## WHAT THE TASK ASKS
Only lines that contain the word "JSON" are to be returned from the data below.
___ DATASET EXCERPTS ___
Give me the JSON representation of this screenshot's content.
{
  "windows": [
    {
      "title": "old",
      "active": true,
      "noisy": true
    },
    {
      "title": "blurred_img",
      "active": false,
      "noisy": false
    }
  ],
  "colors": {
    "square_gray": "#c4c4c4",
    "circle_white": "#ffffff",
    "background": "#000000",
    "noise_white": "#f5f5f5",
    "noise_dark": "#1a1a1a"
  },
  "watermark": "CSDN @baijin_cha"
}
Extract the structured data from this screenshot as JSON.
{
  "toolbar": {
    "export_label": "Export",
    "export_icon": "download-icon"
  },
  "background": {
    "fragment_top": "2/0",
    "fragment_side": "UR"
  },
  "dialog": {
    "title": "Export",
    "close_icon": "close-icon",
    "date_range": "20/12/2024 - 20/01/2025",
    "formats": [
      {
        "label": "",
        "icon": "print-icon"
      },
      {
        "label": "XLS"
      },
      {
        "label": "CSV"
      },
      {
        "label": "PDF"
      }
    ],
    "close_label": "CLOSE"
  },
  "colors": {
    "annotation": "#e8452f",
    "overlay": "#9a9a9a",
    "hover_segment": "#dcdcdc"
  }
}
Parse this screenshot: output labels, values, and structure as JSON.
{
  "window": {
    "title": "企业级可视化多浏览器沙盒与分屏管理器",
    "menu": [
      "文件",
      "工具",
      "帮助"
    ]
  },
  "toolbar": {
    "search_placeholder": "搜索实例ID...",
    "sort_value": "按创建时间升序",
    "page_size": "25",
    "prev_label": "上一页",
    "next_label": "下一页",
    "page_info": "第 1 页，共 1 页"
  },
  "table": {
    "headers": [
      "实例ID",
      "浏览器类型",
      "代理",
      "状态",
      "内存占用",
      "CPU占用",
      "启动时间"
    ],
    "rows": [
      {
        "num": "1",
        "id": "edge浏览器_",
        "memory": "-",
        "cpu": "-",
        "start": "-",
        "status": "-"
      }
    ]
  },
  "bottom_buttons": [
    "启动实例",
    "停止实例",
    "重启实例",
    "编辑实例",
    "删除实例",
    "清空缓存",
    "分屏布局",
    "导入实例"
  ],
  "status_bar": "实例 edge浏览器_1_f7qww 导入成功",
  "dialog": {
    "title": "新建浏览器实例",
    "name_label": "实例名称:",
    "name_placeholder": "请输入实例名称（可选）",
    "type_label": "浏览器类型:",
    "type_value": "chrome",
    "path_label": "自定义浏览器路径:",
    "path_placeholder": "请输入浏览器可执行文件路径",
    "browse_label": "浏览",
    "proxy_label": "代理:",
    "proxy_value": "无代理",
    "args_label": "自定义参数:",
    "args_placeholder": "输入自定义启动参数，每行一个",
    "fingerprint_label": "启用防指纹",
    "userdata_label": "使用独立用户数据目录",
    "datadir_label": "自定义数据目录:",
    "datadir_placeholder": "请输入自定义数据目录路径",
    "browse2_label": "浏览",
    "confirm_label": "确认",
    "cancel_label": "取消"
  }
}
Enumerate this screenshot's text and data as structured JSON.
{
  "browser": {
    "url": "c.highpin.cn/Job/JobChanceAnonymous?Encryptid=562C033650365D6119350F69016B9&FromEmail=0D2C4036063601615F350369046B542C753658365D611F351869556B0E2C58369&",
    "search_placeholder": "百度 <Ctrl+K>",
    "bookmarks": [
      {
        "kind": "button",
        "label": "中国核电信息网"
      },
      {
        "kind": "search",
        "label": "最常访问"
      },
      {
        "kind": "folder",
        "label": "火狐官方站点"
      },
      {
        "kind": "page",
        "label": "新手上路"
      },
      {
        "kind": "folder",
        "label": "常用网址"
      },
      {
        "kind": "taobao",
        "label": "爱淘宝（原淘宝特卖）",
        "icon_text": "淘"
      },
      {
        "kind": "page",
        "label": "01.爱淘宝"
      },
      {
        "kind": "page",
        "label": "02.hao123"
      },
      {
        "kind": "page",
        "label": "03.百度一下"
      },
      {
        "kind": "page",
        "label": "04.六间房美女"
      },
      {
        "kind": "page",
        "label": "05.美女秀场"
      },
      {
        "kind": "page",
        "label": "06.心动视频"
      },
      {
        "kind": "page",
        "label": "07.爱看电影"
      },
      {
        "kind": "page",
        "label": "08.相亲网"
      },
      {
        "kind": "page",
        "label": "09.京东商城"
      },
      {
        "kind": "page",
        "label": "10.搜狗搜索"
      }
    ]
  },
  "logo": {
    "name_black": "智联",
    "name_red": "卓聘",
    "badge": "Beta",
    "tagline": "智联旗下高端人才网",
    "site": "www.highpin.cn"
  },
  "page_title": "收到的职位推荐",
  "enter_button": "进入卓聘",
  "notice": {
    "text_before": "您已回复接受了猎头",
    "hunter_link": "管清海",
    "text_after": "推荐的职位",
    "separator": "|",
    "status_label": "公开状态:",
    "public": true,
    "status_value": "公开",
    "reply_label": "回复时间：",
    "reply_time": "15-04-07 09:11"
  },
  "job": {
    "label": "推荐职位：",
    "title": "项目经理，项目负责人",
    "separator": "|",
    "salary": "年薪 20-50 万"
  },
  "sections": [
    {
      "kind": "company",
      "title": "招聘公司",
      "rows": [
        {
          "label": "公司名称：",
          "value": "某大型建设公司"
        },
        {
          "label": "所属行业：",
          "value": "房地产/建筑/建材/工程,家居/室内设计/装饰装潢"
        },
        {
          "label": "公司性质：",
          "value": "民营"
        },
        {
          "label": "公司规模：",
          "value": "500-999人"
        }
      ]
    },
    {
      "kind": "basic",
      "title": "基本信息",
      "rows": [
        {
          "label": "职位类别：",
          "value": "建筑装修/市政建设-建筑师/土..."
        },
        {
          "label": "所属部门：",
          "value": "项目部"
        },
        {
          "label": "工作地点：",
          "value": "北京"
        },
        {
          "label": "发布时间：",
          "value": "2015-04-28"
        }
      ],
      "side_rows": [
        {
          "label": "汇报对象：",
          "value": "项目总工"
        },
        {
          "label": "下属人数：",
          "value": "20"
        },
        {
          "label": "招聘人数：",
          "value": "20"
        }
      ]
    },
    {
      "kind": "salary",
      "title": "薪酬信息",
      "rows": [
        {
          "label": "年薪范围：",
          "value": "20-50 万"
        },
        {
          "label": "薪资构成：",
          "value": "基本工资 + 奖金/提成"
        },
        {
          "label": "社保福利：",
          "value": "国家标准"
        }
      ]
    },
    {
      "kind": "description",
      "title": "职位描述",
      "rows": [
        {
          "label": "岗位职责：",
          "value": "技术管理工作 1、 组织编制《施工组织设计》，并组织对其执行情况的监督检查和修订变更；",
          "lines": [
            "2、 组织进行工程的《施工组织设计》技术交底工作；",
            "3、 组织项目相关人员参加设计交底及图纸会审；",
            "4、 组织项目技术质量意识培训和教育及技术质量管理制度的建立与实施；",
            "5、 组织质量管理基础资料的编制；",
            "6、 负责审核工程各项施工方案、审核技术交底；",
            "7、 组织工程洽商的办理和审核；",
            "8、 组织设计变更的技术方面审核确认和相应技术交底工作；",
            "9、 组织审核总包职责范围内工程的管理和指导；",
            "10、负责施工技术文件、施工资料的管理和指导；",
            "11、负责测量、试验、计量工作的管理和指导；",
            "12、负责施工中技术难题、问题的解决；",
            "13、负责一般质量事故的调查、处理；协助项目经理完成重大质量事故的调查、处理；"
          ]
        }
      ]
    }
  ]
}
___
## EXERCISE RESPONSE
Give me the JSON representation of this screenshot's content.
Extract the structured data from this screenshot as JSON.
Parse this screenshot: output labels, values, and structure as JSON.
Enumerate this screenshot's text and data as structured JSON.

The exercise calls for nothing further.